Weishaupt’s escape to Gotha resembles the “midnight ride” of Paul Revere and William Dawes in 1775. And Dr. Schwartz’s trip to Moscow has its parallel in the wagon trains of the first Oregon pioneers. Maybe he should have put a sign on the cart–Mockba hhaye Khytekh, “Moscow or Bust.” The “profoundest conspirator that ever existed” lived out the rest of his life in exile in Gotha. He got into more mischief in the French Revolution with his friend and correspondent, Jean-Baptiste Willermoz, the Illuminatus of Lyons. And lived long enough to inspire new generations of Illuminati–Anacharsis Cloots, Francois Babeuf and Filippo Buonarotti, among others. Adam Weishaupt died on November 18, 1830 in Gotha. Even in death, he remains a figure of controversy. The Roman Catholic Encyclopedia of 1910 said Weishaupt repented on his deathbed and was reconciled with the Church. Author Gary Allen claimed that Adam was working on an essay on hermetic art magick, Two Fragments of a Ritual, when he suddenly dropped dead. Quien sabe?

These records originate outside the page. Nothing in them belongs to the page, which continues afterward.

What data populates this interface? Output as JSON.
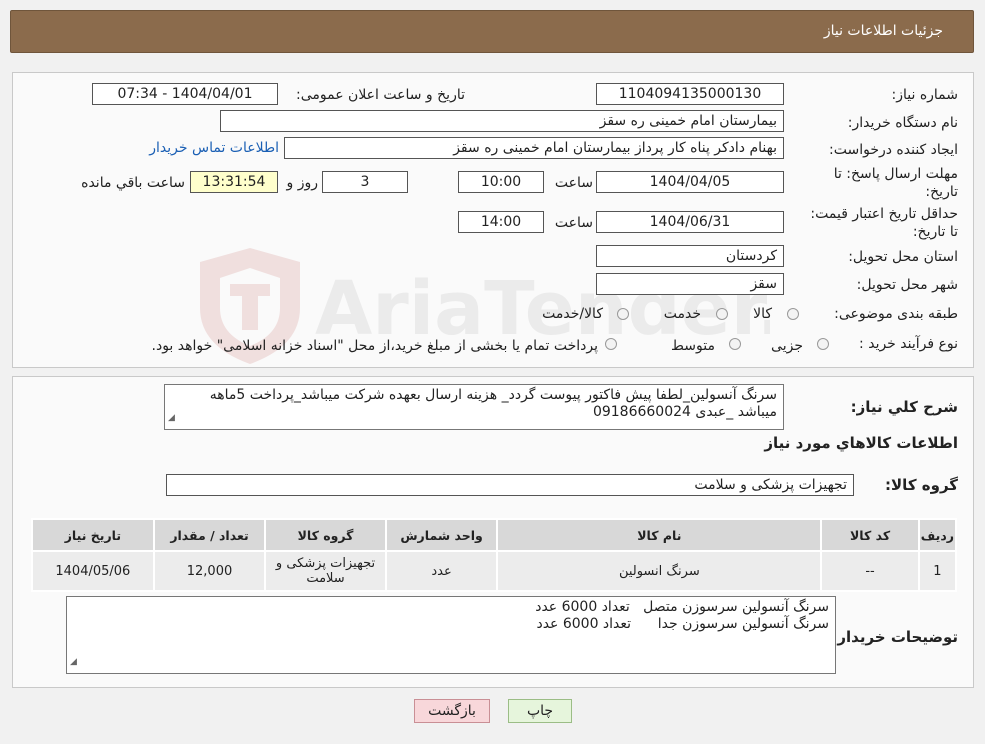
{
  "header": {
    "title": "جزئیات اطلاعات نیاز"
  },
  "fields": {
    "need_number_label": "شماره نیاز:",
    "need_number": "1104094135000130",
    "announce_label": "تاریخ و ساعت اعلان عمومی:",
    "announce_value": "1404/04/01 - 07:34",
    "buyer_org_label": "نام دستگاه خریدار:",
    "buyer_org": "بیمارستان امام خمینی  ره  سقز",
    "creator_label": "ایجاد کننده درخواست:",
    "creator": "بهنام دادکر پناه کار پرداز بیمارستان امام خمینی  ره  سقز",
    "contact_link": "اطلاعات تماس خریدار",
    "deadline_label": "مهلت ارسال پاسخ: تا تاریخ:",
    "deadline_date": "1404/04/05",
    "time_label": "ساعت",
    "deadline_time": "10:00",
    "days_value": "3",
    "days_label": "روز و",
    "remaining_time": "13:31:54",
    "remaining_label": "ساعت باقي مانده",
    "validity_label": "حداقل تاریخ اعتبار قیمت: تا تاریخ:",
    "validity_date": "1404/06/31",
    "validity_time": "14:00",
    "province_label": "استان محل تحویل:",
    "province": "کردستان",
    "city_label": "شهر محل تحویل:",
    "city": "سقز",
    "category_label": "طبقه بندی موضوعی:",
    "category_options": [
      "کالا",
      "خدمت",
      "کالا/خدمت"
    ],
    "purchase_type_label": "نوع فرآیند خرید :",
    "purchase_options": [
      "جزیی",
      "متوسط"
    ],
    "purchase_note": "پرداخت تمام یا بخشی از مبلغ خرید،از محل \"اسناد خزانه اسلامی\" خواهد بود."
  },
  "watermark": {
    "text": "AriaTender.neT"
  },
  "description": {
    "label": "شرح کلي نياز:",
    "text": "سرنگ آنسولین_لطفا پیش فاکتور پیوست گردد_ هزینه ارسال بعهده شرکت میباشد_پرداخت 5ماهه میباشد _عبدی 09186660024"
  },
  "goods_section": {
    "title": "اطلاعات كالاهاي مورد نياز",
    "group_label": "گروه کالا:",
    "group_value": "تجهیزات پزشکی و سلامت"
  },
  "table": {
    "headers": [
      "ردیف",
      "کد کالا",
      "نام کالا",
      "واحد شمارش",
      "گروه کالا",
      "تعداد / مقدار",
      "تاریخ نیاز"
    ],
    "rows": [
      [
        "1",
        "--",
        "سرنگ انسولین",
        "عدد",
        "تجهیزات پزشکی و سلامت",
        "12,000",
        "1404/05/06"
      ]
    ]
  },
  "buyer_notes": {
    "label": "توضیحات خریدار:",
    "line1": "سرنگ آنسولین سرسوزن متصل   تعداد 6000 عدد",
    "line2": "سرنگ آنسولین سرسوزن جدا      تعداد 6000 عدد"
  },
  "buttons": {
    "print": "چاپ",
    "back": "بازگشت"
  },
  "colors": {
    "title_bar": "#8b6b4c",
    "link": "#1a5fb4",
    "remaining_bg": "#ffffcc",
    "back_btn": "#f8d7da",
    "print_btn": "#e6f5dc"
  }
}
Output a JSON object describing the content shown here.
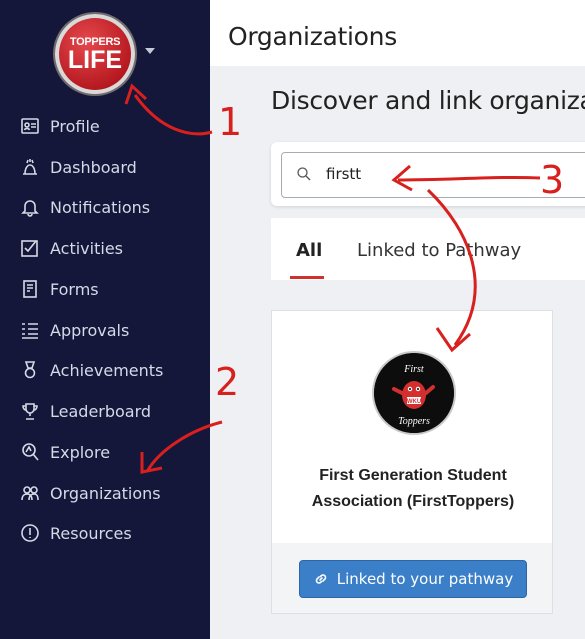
{
  "brand": {
    "logo_line1": "TOPPERS",
    "logo_line2": "LIFE",
    "accent_color": "#d0312d",
    "sidebar_color": "#14163a",
    "button_color": "#3a7fc8"
  },
  "sidebar": {
    "items": [
      {
        "label": "Profile",
        "icon": "profile-icon"
      },
      {
        "label": "Dashboard",
        "icon": "dashboard-icon"
      },
      {
        "label": "Notifications",
        "icon": "bell-icon"
      },
      {
        "label": "Activities",
        "icon": "checkbox-icon"
      },
      {
        "label": "Forms",
        "icon": "form-icon"
      },
      {
        "label": "Approvals",
        "icon": "list-check-icon"
      },
      {
        "label": "Achievements",
        "icon": "medal-icon"
      },
      {
        "label": "Leaderboard",
        "icon": "trophy-icon"
      },
      {
        "label": "Explore",
        "icon": "explore-icon"
      },
      {
        "label": "Organizations",
        "icon": "people-icon"
      },
      {
        "label": "Resources",
        "icon": "info-icon"
      }
    ]
  },
  "header": {
    "title": "Organizations"
  },
  "main": {
    "heading": "Discover and link organiza",
    "search": {
      "value": "firstt",
      "icon": "search-icon"
    },
    "tabs": [
      {
        "label": "All",
        "active": true
      },
      {
        "label": "Linked to Pathway",
        "active": false
      }
    ],
    "org_card": {
      "logo_text_top": "First",
      "logo_text_bottom": "Toppers",
      "logo_badge": "WKU",
      "name_line1": "First Generation Student",
      "name_line2": "Association (FirstToppers)",
      "button_label": "Linked to your pathway",
      "button_icon": "link-icon"
    }
  },
  "annotations": [
    "1",
    "2",
    "3"
  ]
}
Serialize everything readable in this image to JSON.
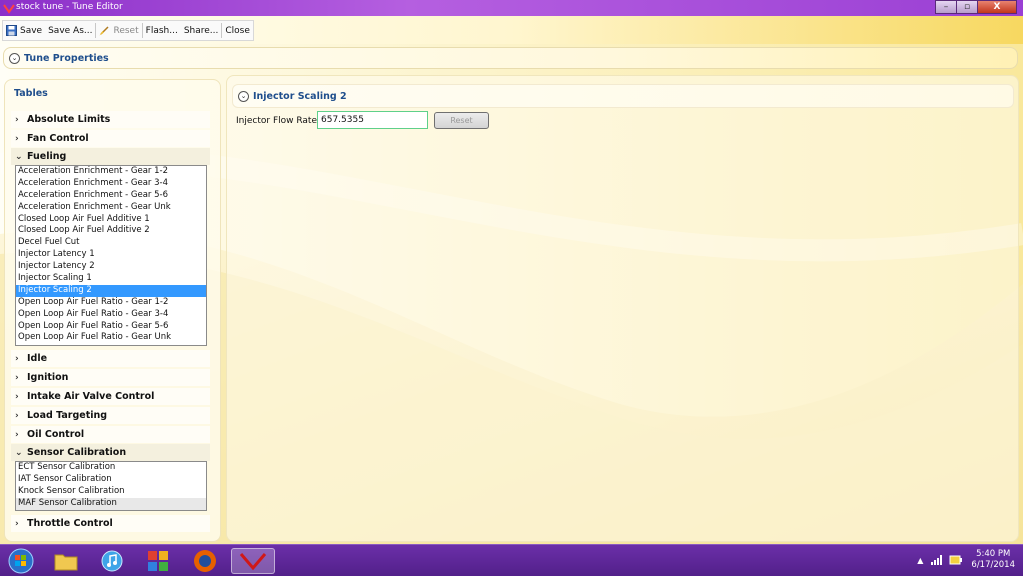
{
  "window": {
    "title": "stock tune - Tune Editor",
    "minimize": "–",
    "maximize": "▫",
    "close": "X"
  },
  "toolbar": {
    "save": "Save",
    "save_as": "Save As...",
    "reset": "Reset",
    "flash": "Flash...",
    "share": "Share...",
    "close": "Close"
  },
  "tune_properties": {
    "title": "Tune Properties"
  },
  "tables": {
    "header": "Tables",
    "groups": [
      {
        "label": "Absolute Limits",
        "expanded": false
      },
      {
        "label": "Fan Control",
        "expanded": false
      },
      {
        "label": "Fueling",
        "expanded": true
      },
      {
        "label": "Idle",
        "expanded": false
      },
      {
        "label": "Ignition",
        "expanded": false
      },
      {
        "label": "Intake Air Valve Control",
        "expanded": false
      },
      {
        "label": "Load Targeting",
        "expanded": false
      },
      {
        "label": "Oil Control",
        "expanded": false
      },
      {
        "label": "Sensor Calibration",
        "expanded": true
      },
      {
        "label": "Throttle Control",
        "expanded": false
      }
    ],
    "fueling_items": [
      "Acceleration Enrichment - Gear 1-2",
      "Acceleration Enrichment - Gear 3-4",
      "Acceleration Enrichment - Gear 5-6",
      "Acceleration Enrichment - Gear Unk",
      "Closed Loop Air Fuel Additive 1",
      "Closed Loop Air Fuel Additive 2",
      "Decel Fuel Cut",
      "Injector Latency 1",
      "Injector Latency 2",
      "Injector Scaling 1",
      "Injector Scaling 2",
      "Open Loop Air Fuel Ratio - Gear 1-2",
      "Open Loop Air Fuel Ratio - Gear 3-4",
      "Open Loop Air Fuel Ratio - Gear 5-6",
      "Open Loop Air Fuel Ratio - Gear Unk"
    ],
    "fueling_selected": "Injector Scaling 2",
    "sensor_items": [
      "ECT Sensor Calibration",
      "IAT Sensor Calibration",
      "Knock Sensor Calibration",
      "MAF Sensor Calibration"
    ]
  },
  "editor": {
    "title": "Injector Scaling 2",
    "flow_rate_label": "Injector Flow Rate:",
    "flow_rate_value": "657.5355",
    "reset_label": "Reset"
  },
  "taskbar": {
    "time": "5:40 PM",
    "date": "6/17/2014"
  },
  "colors": {
    "title_bar": "#8b2fc9",
    "taskbar": "#5a248f",
    "section_title": "#1f4e8c",
    "selection": "#3399ff"
  }
}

Proper assessment of Adam’s role in history may have to wait a few more centuries, for a generation of more objective historians. His is still a hot-button name. Here in the USA, fundamentalist Christians consider Adam Weishaupt a kind of sinister John the Baptist, proclaiming the global Kingdom of Satan. And those who favor the New World Order… well, they don’t say much of anything. Mention the names “Adam Weishaupt” and “Illuminati,” and they tend to grit their teeth and scowl. For myself, whenever I think about Adam Weishaupt and his sect, the haunting question of Jesus Christ comes to mind. “Can an evil tree produce good fruit?”
(See The New World Order by Pat Robertson, Word Publishing, Dallas, Texas, 1991, pages 180 through 183; Einige Originalschriften des Illuminatenordens, Munich, 1786; and Essai sur la secte des Illuminees, by J.P.L. de la Roche de Maine, Paris, 1792.) http://ufoinfo.com/roundup/
Footnote: John Robinson, a professor of natural philosophy at Edinburgh University in Scotland and a member of a Freemason Lodge there, said he had been asked to join the Illuminati. After consideration he concluded that the Illuminati were not for him. In 1798 he published a book called “Proofs of a Conspiracy” in which he wrote: “An association has been formed for the express purposes of rooting out all the religous establishments and overturning all existing goverments. . .the leaders would rule the World with uncontrollable power, while all the rest would be employed as tools of the ambition of their unknown superiors”. “Proofs of a Conspiracy” was sent to George Washington who replied that he was aware that the Illuminati were in America and that they had “diabolical tenets”. Ed.